Video

Video Chicago’s Argonne Lab Developing Battery of the Future

In 2012, the U.S. Department of Energy’s Office of Science awarded a $120 million grant to a new technology center focused on battery development - headquartered at Argonne National Laboratory in suburban Chicago, Illinois. As VOA’s Kane Farabaugh reports, there scientists are making the next technological breakthroughs in energy storage.
Video

Video In NW Pakistan, Army Offensive Causes Massive Number of Displaced

Pakistan’s army offensive in North Waziristan has resulted in the large-scale displacement of the local population. VOA's Ayaz Gul reports from northwest Pakistan where authorities say around 80 percent of the estimated 1 million internally displaced persons [IDPs] have settled in Bannu district, while much of the remaining 20 percent are scattered in nearby cities.
Video

Video Kurdish Peshmerga Force Secures Kirkuk, Its Oil
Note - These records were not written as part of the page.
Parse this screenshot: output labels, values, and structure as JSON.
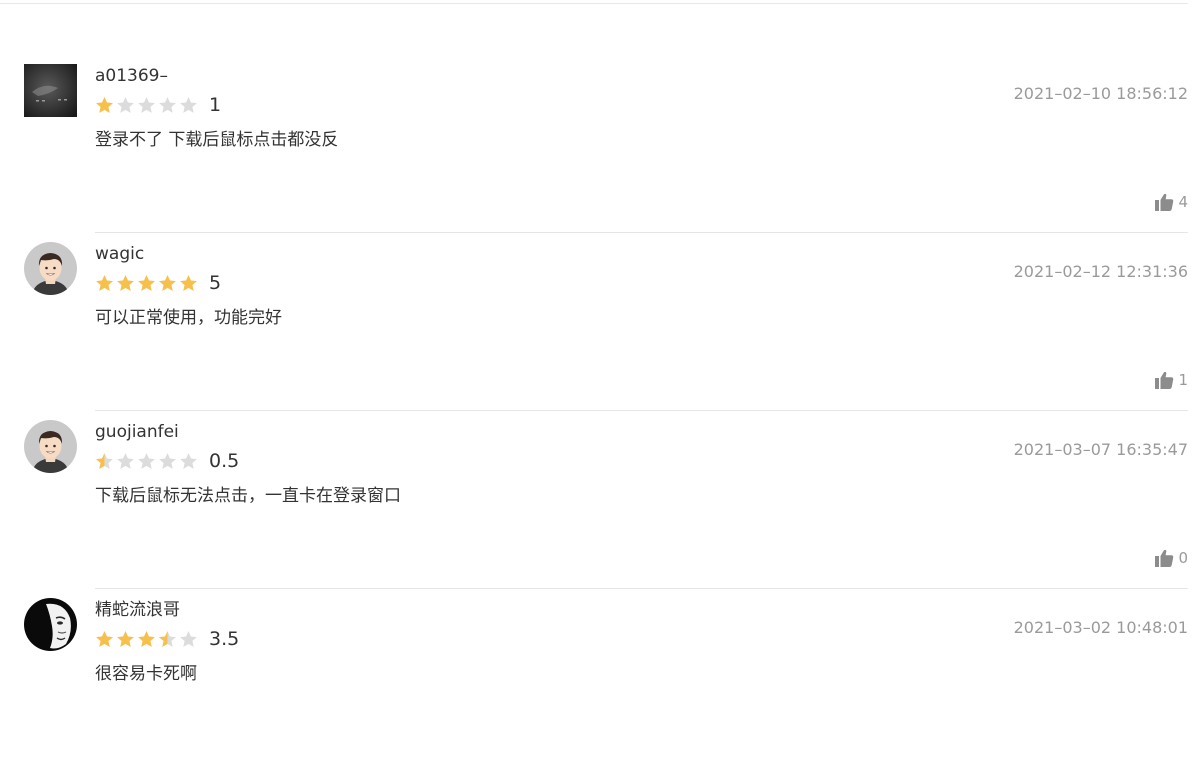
{
  "reviews": [
    {
      "username": "a01369–",
      "avatar": "dark-photo-avatar",
      "rating": 1,
      "rating_text": "1",
      "comment": "登录不了 下载后鼠标点击都没反",
      "timestamp": "2021–02–10 18:56:12",
      "likes": "4"
    },
    {
      "username": "wagic",
      "avatar": "default-male-avatar",
      "rating": 5,
      "rating_text": "5",
      "comment": "可以正常使用，功能完好",
      "timestamp": "2021–02–12 12:31:36",
      "likes": "1"
    },
    {
      "username": "guojianfei",
      "avatar": "default-male-avatar",
      "rating": 0.5,
      "rating_text": "0.5",
      "comment": "下载后鼠标无法点击，一直卡在登录窗口",
      "timestamp": "2021–03–07 16:35:47",
      "likes": "0"
    },
    {
      "username": "精蛇流浪哥",
      "avatar": "black-white-face-avatar",
      "rating": 3.5,
      "rating_text": "3.5",
      "comment": "很容易卡死啊",
      "timestamp": "2021–03–02 10:48:01",
      "likes": ""
    }
  ],
  "colors": {
    "star_filled": "#f7c04a",
    "star_empty": "#dcdcdc",
    "muted_text": "#9a9a9a",
    "thumb_icon": "#8c8c8c"
  }
}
The Kurdistan regional government has sent its Peshmerga troops into the adjacent province of Kirkuk to drive out insurgents, and to secure the area's rich oil fields. By doing this, the regional government has added a fourth province to the three it officially controls. The oil also provides revenue that could make an independent Kurdistan economically strong. VOA’s Jeffrey Young went out with the Peshmerga and filed this report.
Video

Video Malaysia Reeling: Second Air Disaster in Four Months

Malaysia is reeling from the second air disaster in four months involving the country’s flag carrier. Flight 340 vanished in March and despite an extensive search, no debris has been found. And on Thursday, Flight 17, likely hit by a surface-to-air missile, came apart over eastern Ukraine. The two incidents together have left more than 500 people dead. VOA Correspondent Steve Herman reports from Kuala Lumpur.

AppleAndroid